Repeat all of the data precisely.

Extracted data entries
========================================
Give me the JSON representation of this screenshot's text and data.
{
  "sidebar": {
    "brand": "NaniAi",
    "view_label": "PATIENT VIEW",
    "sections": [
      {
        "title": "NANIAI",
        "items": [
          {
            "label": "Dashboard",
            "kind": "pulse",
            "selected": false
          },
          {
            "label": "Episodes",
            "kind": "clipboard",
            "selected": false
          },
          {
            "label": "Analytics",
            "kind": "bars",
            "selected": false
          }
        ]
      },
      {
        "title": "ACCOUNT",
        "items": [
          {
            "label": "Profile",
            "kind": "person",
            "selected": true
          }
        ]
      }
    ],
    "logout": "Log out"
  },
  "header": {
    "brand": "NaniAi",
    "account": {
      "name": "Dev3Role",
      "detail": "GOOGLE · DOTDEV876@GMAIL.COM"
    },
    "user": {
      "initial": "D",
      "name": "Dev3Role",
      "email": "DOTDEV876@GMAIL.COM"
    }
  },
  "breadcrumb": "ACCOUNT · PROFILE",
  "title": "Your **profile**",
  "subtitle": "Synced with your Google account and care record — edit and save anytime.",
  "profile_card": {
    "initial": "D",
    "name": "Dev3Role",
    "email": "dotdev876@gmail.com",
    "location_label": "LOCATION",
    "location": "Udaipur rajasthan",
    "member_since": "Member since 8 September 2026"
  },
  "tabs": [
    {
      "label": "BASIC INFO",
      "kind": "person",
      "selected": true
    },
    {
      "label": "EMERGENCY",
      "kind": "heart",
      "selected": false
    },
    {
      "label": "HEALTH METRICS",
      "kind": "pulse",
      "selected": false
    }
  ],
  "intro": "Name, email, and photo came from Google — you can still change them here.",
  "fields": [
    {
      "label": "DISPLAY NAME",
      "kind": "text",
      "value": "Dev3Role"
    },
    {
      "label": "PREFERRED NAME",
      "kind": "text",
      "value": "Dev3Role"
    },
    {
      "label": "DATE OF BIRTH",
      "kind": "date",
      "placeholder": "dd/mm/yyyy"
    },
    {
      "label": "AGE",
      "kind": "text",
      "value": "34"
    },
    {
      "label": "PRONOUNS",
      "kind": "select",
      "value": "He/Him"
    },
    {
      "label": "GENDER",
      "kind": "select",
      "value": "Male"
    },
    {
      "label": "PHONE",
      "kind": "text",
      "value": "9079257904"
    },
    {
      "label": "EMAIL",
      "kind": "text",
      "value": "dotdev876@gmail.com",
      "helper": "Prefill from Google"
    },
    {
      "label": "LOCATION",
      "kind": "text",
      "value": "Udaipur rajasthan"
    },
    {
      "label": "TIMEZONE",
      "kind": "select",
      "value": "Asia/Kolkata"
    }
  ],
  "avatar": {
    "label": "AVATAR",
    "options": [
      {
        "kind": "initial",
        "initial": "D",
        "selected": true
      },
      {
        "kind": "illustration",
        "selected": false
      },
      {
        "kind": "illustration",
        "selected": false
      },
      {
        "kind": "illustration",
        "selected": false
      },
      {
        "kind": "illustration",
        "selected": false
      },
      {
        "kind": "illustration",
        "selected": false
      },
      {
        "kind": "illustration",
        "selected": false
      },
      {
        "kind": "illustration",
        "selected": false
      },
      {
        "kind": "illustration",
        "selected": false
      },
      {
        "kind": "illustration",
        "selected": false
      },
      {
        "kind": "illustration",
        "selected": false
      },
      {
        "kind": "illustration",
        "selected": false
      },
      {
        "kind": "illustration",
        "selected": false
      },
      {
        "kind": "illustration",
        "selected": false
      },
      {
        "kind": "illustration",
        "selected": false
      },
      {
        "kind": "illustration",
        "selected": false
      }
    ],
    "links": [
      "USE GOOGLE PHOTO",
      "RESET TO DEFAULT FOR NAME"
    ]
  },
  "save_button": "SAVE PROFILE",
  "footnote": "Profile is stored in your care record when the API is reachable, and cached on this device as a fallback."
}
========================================
§ Answer box:
Give me the JSON representation of this screenshot's text and data.
{
  "sidebar": {
    "brand": "NaniAi",
    "view_label": "PATIENT VIEW",
    "sections": [
      {
        "title": "NANIAI",
        "items": [
          {
            "label": "Dashboard",
            "kind": "pulse",
            "selected": false
          },
          {
            "label": "Episodes",
            "kind": "clipboard",
            "selected": false
          },
          {
            "label": "Analytics",
            "kind": "bars",
            "selected": false
          }
        ]
      },
      {
        "title": "ACCOUNT",
        "items": [
          {
            "label": "Profile",
            "kind": "person",
            "selected": true
          }
        ]
      }
    ],
    "logout": "Log out"
  },
  "header": {
    "brand": "NaniAi",
    "account": {
      "name": "Dev3Role",
      "detail": "GOOGLE · DOTDEV876@GMAIL.COM"
    },
    "user": {
      "initial": "D",
      "name": "Dev3Role",
      "email": "DOTDEV876@GMAIL.COM"
    }
  },
  "breadcrumb": "ACCOUNT · PROFILE",
  "title": "Your **profile**",
  "subtitle": "Synced with your Google account and care record — edit and save anytime.",
  "profile_card": {
    "initial": "D",
    "name": "Dev3Role",
    "email": "dotdev876@gmail.com",
    "location_label": "LOCATION",
    "location": "Udaipur rajasthan",
    "member_since": "Member since 8 September 2026"
  },
  "tabs": [
    {
      "label": "BASIC INFO",
      "kind": "person",
      "selected": true
    },
    {
      "label": "EMERGENCY",
      "kind": "heart",
      "selected": false
    },
    {
      "label": "HEALTH METRICS",
      "kind": "pulse",
      "selected": false
    }
  ],
  "intro": "Name, email, and photo came from Google — you can still change them here.",
  "fields": [
    {
      "label": "DISPLAY NAME",
      "kind": "text",
      "value": "Dev3Role"
    },
    {
      "label": "PREFERRED NAME",
      "kind": "text",
      "value": "Dev3Role"
    },
    {
      "label": "DATE OF BIRTH",
      "kind": "date",
      "placeholder": "dd/mm/yyyy"
    },
    {
      "label": "AGE",
      "kind": "text",
      "value": "34"
    },
    {
      "label": "PRONOUNS",
      "kind": "select",
      "value": "He/Him"
    },
    {
      "label": "GENDER",
      "kind": "select",
      "value": "Male"
    },
    {
      "label": "PHONE",
      "kind": "text",
      "value": "9079257904"
    },
    {
      "label": "EMAIL",
      "kind": "text",
      "value": "dotdev876@gmail.com",
      "helper": "Prefill from Google"
    },
    {
      "label": "LOCATION",
      "kind": "text",
      "value": "Udaipur rajasthan"
    },
    {
      "label": "TIMEZONE",
      "kind": "select",
      "value": "Asia/Kolkata"
    }
  ],
  "avatar": {
    "label": "AVATAR",
    "options": [
      {
        "kind": "initial",
        "initial": "D",
        "selected": true
      },
      {
        "kind": "illustration",
        "selected": false
      },
      {
        "kind": "illustration",
        "selected": false
      },
      {
        "kind": "illustration",
        "selected": false
      },
      {
        "kind": "illustration",
        "selected": false
      },
      {
        "kind": "illustration",
        "selected": false
      },
      {
        "kind": "illustration",
        "selected": false
      },
      {
        "kind": "illustration",
        "selected": false
      },
      {
        "kind": "illustration",
        "selected": false
      },
      {
        "kind": "illustration",
        "selected": false
      },
      {
        "kind": "illustration",
        "selected": false
      },
      {
        "kind": "illustration",
        "selected": false
      },
      {
        "kind": "illustration",
        "selected": false
      },
      {
        "kind": "illustration",
        "selected": false
      },
      {
        "kind": "illustration",
        "selected": false
      },
      {
        "kind": "illustration",
        "selected": false
      }
    ],
    "links": [
      "USE GOOGLE PHOTO",
      "RESET TO DEFAULT FOR NAME"
    ]
  },
  "save_button": "SAVE PROFILE",
  "footnote": "Profile is stored in your care record when the API is reachable, and cached on this device as a fallback."
}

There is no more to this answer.